Value stocks have been underperforming the market for most of the last 12 years. Their recent performance relative to large market cap benchmarks is well below historic norms. This might lead investors to think they should avoid this sector. Think again, suggests Rob Arnott, chairman and founder of Research Affiliates of Newport Beach, California. “When value gets as cheap as it is now in the U.S., historically it has beat growth by 4% a year over the next four to five years,” Arnott says. This projection comes with roughly a 5% uncertainty factor, which means it could be 5 percentage points higher or lower. That would mean “somewhere between zero and 10%,” Arnott says. “Oh, I’ll take that bet. The low end of the spectrum of the range is zero.” Emerging market value is even cheaper by historic norms. “The expected ou…
Portrait of John B. Stetson by Irwin Benoni, 1895. Credit: John B. Stetson Company.
Sitting on Top of the World Note: This sample chapter is from the forthcoming book Stetson: An American Icon

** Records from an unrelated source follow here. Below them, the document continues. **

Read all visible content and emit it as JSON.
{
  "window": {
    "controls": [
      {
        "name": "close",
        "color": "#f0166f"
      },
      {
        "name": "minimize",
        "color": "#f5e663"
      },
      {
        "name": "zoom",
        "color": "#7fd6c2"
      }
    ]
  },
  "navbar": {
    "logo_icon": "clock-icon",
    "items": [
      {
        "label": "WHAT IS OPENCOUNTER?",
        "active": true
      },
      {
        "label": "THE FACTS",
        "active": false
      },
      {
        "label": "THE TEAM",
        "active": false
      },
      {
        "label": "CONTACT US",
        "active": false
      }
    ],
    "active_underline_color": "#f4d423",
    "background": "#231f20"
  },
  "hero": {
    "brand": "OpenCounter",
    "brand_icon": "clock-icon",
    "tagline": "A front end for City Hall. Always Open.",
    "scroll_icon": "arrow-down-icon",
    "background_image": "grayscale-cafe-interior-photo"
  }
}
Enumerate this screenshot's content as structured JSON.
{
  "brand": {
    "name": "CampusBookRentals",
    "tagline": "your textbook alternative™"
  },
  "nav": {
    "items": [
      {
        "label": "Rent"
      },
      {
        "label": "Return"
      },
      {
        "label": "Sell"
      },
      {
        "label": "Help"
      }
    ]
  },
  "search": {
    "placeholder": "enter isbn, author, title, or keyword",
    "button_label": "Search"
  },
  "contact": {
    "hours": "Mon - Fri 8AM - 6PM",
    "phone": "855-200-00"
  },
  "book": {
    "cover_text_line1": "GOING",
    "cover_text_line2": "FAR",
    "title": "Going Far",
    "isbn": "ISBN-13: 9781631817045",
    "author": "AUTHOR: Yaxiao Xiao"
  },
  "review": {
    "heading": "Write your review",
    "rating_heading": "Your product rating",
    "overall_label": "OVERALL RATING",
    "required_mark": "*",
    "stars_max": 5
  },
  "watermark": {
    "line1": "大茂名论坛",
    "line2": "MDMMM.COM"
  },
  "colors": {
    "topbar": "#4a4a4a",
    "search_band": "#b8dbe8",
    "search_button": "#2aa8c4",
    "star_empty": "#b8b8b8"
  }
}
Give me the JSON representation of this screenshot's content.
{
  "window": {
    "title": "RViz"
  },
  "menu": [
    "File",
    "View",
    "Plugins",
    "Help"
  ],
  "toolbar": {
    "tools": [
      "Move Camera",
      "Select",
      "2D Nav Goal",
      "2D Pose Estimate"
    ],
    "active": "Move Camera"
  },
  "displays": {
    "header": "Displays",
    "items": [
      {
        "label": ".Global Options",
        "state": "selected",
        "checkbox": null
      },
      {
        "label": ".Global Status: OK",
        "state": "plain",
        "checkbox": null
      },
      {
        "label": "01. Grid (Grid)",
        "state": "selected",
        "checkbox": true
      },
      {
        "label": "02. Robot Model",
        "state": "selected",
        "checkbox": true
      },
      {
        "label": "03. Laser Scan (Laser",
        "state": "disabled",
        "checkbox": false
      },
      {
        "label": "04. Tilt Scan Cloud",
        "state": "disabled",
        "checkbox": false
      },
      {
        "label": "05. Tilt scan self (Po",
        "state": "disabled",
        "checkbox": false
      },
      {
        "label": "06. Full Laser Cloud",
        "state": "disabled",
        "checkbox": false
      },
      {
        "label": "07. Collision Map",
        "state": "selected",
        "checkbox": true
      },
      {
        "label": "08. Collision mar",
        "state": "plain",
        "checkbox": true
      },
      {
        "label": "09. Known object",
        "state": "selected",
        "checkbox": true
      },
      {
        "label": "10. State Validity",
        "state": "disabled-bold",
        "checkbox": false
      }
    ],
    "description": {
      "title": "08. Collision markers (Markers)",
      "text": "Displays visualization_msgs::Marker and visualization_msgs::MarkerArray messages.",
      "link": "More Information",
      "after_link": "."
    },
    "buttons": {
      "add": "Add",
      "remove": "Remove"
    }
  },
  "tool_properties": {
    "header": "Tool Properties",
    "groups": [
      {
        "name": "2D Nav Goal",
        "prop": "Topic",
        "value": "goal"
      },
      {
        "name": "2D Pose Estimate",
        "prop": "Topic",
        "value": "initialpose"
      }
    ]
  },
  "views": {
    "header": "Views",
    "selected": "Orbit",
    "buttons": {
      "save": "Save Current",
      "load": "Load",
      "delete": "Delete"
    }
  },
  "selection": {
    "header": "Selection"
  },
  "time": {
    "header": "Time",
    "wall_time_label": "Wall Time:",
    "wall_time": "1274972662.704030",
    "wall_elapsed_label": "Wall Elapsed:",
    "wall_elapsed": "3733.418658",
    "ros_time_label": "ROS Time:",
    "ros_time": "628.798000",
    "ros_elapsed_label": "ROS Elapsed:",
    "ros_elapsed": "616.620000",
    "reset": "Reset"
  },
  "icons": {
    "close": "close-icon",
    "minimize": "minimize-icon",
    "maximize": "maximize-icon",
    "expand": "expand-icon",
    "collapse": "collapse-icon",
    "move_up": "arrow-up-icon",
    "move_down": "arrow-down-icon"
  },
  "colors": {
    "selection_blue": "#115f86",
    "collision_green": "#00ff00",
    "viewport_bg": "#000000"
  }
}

After conquering the West, the rapid growth of John B. Stetson &Company after 1880 propelled the company toward another accomplishment – becoming the largest hatter in the world. While there are no historic data on the number of hats sold for most of the 1880s and 1890s, available information on earnings growth sheds light on the company’s rapid ascent up the ranks of hat makers. Starting from a net annual profit of $70,136 in 1879, Stetson’s earnings more than doubled to $185,457 eight years later in 1887. By 1890, profits were sharply higher at $332,624 on an estimated $1,330,000 in revenues.Based partly on those revenues and its ever-expanding factory complex, Stetson would claim in 1891 that it was the largest fur felt hat maker in the United States.In the…
A shift into small caps in the spring is reaping big summer rewards
By Robert Stowe England
Investors have been increasing their stakes in small cap equities since mid-May, according to EPFR Global, a Boston-based firm that tracks the performance of $38 trillion in mutual funds and ETFs. During June, net inflows into small cap funds rose to around $10 billion a week and have continued at the pace through mid-August.
The move into small caps that began in May has given investors in this sector a significant bonus. "This year small caps as a fund group are the best performing through the first week of August,” beating large cap and mid cap, according to Cameron Brandt, director of research for EPFR Global. The performance premium for small caps began in March and then took off in May and has continued into August.
Optimism in the small business sector of the U.S. economy has been rising since late 2016. The Small Business Optimism Index rose to 107.9 in July. It was the second-h…